Records for processing
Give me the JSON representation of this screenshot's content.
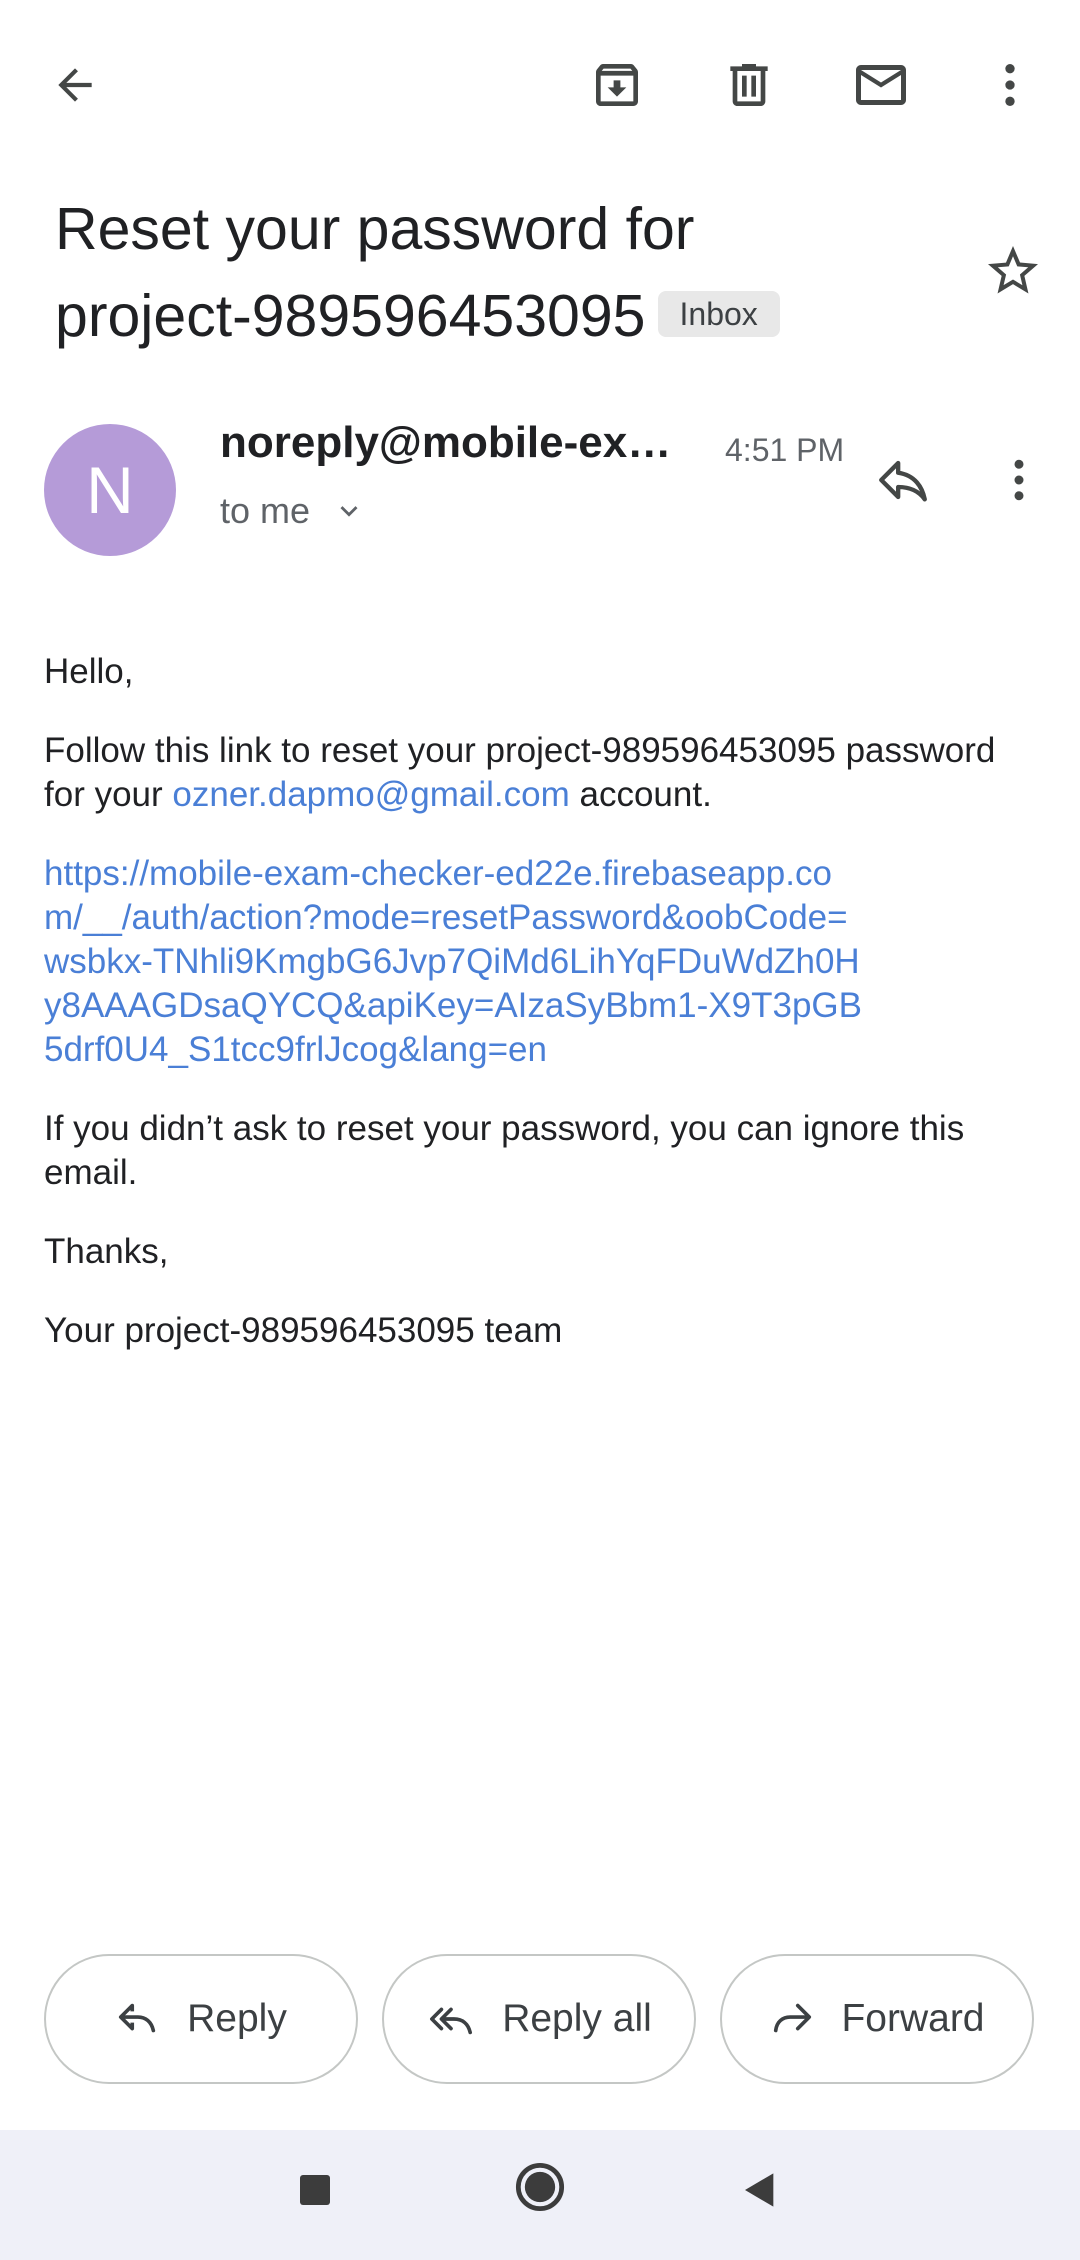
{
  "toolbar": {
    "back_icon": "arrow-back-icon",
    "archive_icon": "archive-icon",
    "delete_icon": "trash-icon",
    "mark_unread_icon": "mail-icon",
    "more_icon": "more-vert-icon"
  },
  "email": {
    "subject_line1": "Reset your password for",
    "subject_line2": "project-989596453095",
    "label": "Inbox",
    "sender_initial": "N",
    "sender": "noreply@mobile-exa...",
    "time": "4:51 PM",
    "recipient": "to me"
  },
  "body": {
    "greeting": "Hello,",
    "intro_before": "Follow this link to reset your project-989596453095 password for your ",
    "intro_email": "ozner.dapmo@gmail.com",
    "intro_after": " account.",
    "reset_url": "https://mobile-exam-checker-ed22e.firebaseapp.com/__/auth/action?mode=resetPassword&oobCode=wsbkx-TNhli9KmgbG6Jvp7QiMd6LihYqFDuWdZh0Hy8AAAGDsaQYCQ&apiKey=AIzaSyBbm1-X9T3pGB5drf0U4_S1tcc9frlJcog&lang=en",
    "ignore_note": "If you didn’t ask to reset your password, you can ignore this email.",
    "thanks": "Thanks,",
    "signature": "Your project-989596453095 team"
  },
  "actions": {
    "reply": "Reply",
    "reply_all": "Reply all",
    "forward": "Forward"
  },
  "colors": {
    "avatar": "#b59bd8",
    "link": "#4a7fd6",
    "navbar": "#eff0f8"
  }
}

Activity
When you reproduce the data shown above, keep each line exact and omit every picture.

Exercise solution
Give me the JSON representation of this screenshot's content.
{
  "toolbar": {
    "back_icon": "arrow-back-icon",
    "archive_icon": "archive-icon",
    "delete_icon": "trash-icon",
    "mark_unread_icon": "mail-icon",
    "more_icon": "more-vert-icon"
  },
  "email": {
    "subject_line1": "Reset your password for",
    "subject_line2": "project-989596453095",
    "label": "Inbox",
    "sender_initial": "N",
    "sender": "noreply@mobile-exa...",
    "time": "4:51 PM",
    "recipient": "to me"
  },
  "body": {
    "greeting": "Hello,",
    "intro_before": "Follow this link to reset your project-989596453095 password for your ",
    "intro_email": "ozner.dapmo@gmail.com",
    "intro_after": " account.",
    "reset_url": "https://mobile-exam-checker-ed22e.firebaseapp.com/__/auth/action?mode=resetPassword&oobCode=wsbkx-TNhli9KmgbG6Jvp7QiMd6LihYqFDuWdZh0Hy8AAAGDsaQYCQ&apiKey=AIzaSyBbm1-X9T3pGB5drf0U4_S1tcc9frlJcog&lang=en",
    "ignore_note": "If you didn’t ask to reset your password, you can ignore this email.",
    "thanks": "Thanks,",
    "signature": "Your project-989596453095 team"
  },
  "actions": {
    "reply": "Reply",
    "reply_all": "Reply all",
    "forward": "Forward"
  },
  "colors": {
    "avatar": "#b59bd8",
    "link": "#4a7fd6",
    "navbar": "#eff0f8"
  }
}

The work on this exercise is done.